::: Material for this exercise :::

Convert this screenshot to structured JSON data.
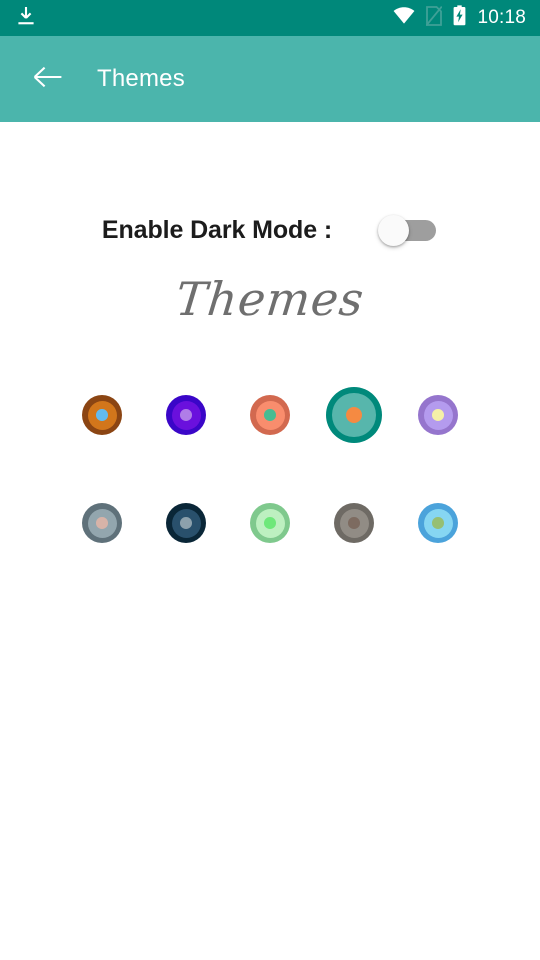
{
  "status_bar": {
    "background": "#00887A",
    "download_icon": "download-icon",
    "wifi_icon": "wifi-icon",
    "no_sim_icon": "no-sim-icon",
    "battery_charging_icon": "battery-charging-icon",
    "clock": "10:18"
  },
  "toolbar": {
    "background": "#4BB5AC",
    "back_icon": "back-arrow-icon",
    "title": "Themes"
  },
  "dark_mode": {
    "label": "Enable Dark Mode :",
    "enabled": false,
    "track_color": "#9e9e9e",
    "thumb_color": "#fafafa"
  },
  "themes_section": {
    "heading": "Themes",
    "heading_color": "#6f6f6f"
  },
  "theme_swatches": {
    "selected_index": 3,
    "rows": [
      [
        {
          "name": "theme-brown-orange",
          "outer": "#8B4513",
          "mid": "#D2761B",
          "dot": "#62BBF0",
          "selected": false
        },
        {
          "name": "theme-indigo-violet",
          "outer": "#3A06C8",
          "mid": "#6A10DD",
          "dot": "#B07DE8",
          "selected": false
        },
        {
          "name": "theme-salmon-green",
          "outer": "#D2694F",
          "mid": "#F98D6D",
          "dot": "#46BC92",
          "selected": false
        },
        {
          "name": "theme-teal-orange",
          "outer": "#00897B",
          "mid": "#57B6AC",
          "dot": "#F58A42",
          "selected": true
        },
        {
          "name": "theme-purple-yellow",
          "outer": "#9575CD",
          "mid": "#B49BEE",
          "dot": "#F5F0A8",
          "selected": false
        }
      ],
      [
        {
          "name": "theme-slate-pink",
          "outer": "#5F717A",
          "mid": "#93A6AE",
          "dot": "#D7B3A8",
          "selected": false
        },
        {
          "name": "theme-navy-gray",
          "outer": "#0A2637",
          "mid": "#29506C",
          "dot": "#8CA0AC",
          "selected": false
        },
        {
          "name": "theme-mint-green",
          "outer": "#7FC98D",
          "mid": "#BDF0C0",
          "dot": "#6EE87A",
          "selected": false
        },
        {
          "name": "theme-gray-brown",
          "outer": "#6E6A64",
          "mid": "#918C85",
          "dot": "#7D6B60",
          "selected": false
        },
        {
          "name": "theme-sky-olive",
          "outer": "#4BA3DB",
          "mid": "#86D6F2",
          "dot": "#96BF73",
          "selected": false
        }
      ]
    ]
  }
}
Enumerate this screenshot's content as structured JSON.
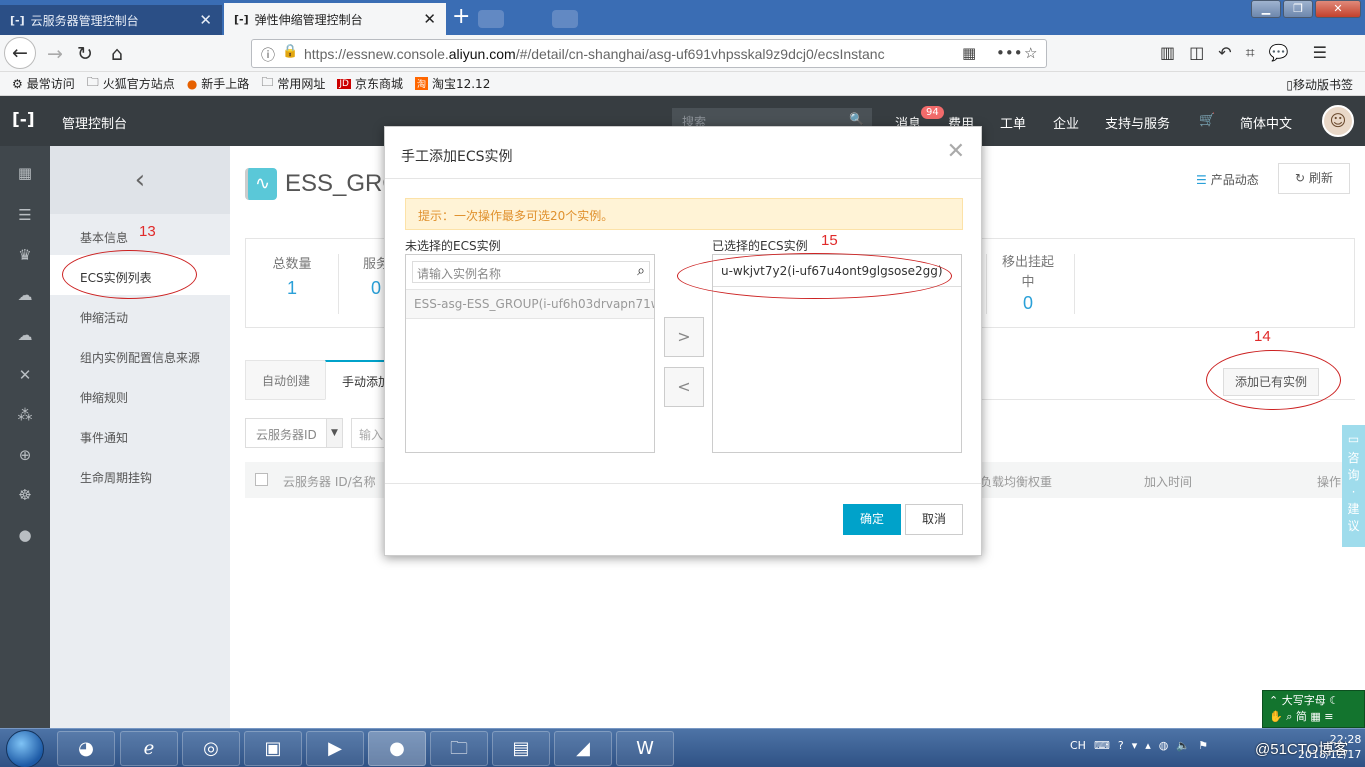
{
  "browser": {
    "tabs": [
      {
        "label": "云服务器管理控制台",
        "active": false
      },
      {
        "label": "弹性伸缩管理控制台",
        "active": true
      }
    ],
    "url_prefix": "https://essnew.console.",
    "url_domain": "aliyun.com",
    "url_suffix": "/#/detail/cn-shanghai/asg-uf691vhpsskal9z9dcj0/ecsInstanc",
    "bookmarks": [
      "最常访问",
      "火狐官方站点",
      "新手上路",
      "常用网址",
      "京东商城",
      "淘宝12.12"
    ],
    "mobile_bookmarks": "移动版书签"
  },
  "topbar": {
    "title": "管理控制台",
    "search_placeholder": "搜索",
    "menu": [
      "消息",
      "费用",
      "工单",
      "企业",
      "支持与服务",
      "简体中文"
    ],
    "message_badge": "94"
  },
  "sidenav": {
    "items": [
      "基本信息",
      "ECS实例列表",
      "伸缩活动",
      "组内实例配置信息来源",
      "伸缩规则",
      "事件通知",
      "生命周期挂钩"
    ],
    "active_index": 1
  },
  "page": {
    "name": "ESS_GROUP",
    "name_visible": "ESS_GRO",
    "news_label": "产品动态",
    "refresh_label": "刷新",
    "stats": [
      {
        "label": "总数量",
        "value": "1"
      },
      {
        "label": "服务",
        "value": "0"
      },
      {
        "label": "移出挂起中",
        "value": "0"
      }
    ],
    "tabs": [
      "自动创建",
      "手动添加"
    ],
    "add_button": "添加已有实例",
    "filter_select": "云服务器ID",
    "filter_input_placeholder": "输入",
    "table_headers": [
      "云服务器 ID/名称",
      "负载均衡权重",
      "加入时间",
      "操作"
    ]
  },
  "modal": {
    "title": "手工添加ECS实例",
    "tip": "提示：一次操作最多可选20个实例。",
    "left_label": "未选择的ECS实例",
    "right_label": "已选择的ECS实例",
    "search_placeholder": "请输入实例名称",
    "unselected_items": [
      "ESS-asg-ESS_GROUP(i-uf6h03drvapn71w..."
    ],
    "selected_items": [
      "u-wkjvt7y2(i-uf67u4ont9glgsose2gg)"
    ],
    "move_right": ">",
    "move_left": "<",
    "ok_label": "确定",
    "cancel_label": "取消"
  },
  "annotations": [
    "13",
    "14",
    "15"
  ],
  "feedback_label": "咨询·建议",
  "taskbar": {
    "ime": [
      "大写字母",
      "简"
    ],
    "lang": "CH",
    "time": "22:28",
    "date": "2018/12/17",
    "watermark": "@51CTO博客"
  }
}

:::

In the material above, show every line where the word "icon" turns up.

    "download_icon": "download-icon",
    "wifi_icon": "wifi-icon",
    "no_sim_icon": "no-sim-icon",
    "battery_charging_icon": "battery-charging-icon",
    "back_icon": "back-arrow-icon",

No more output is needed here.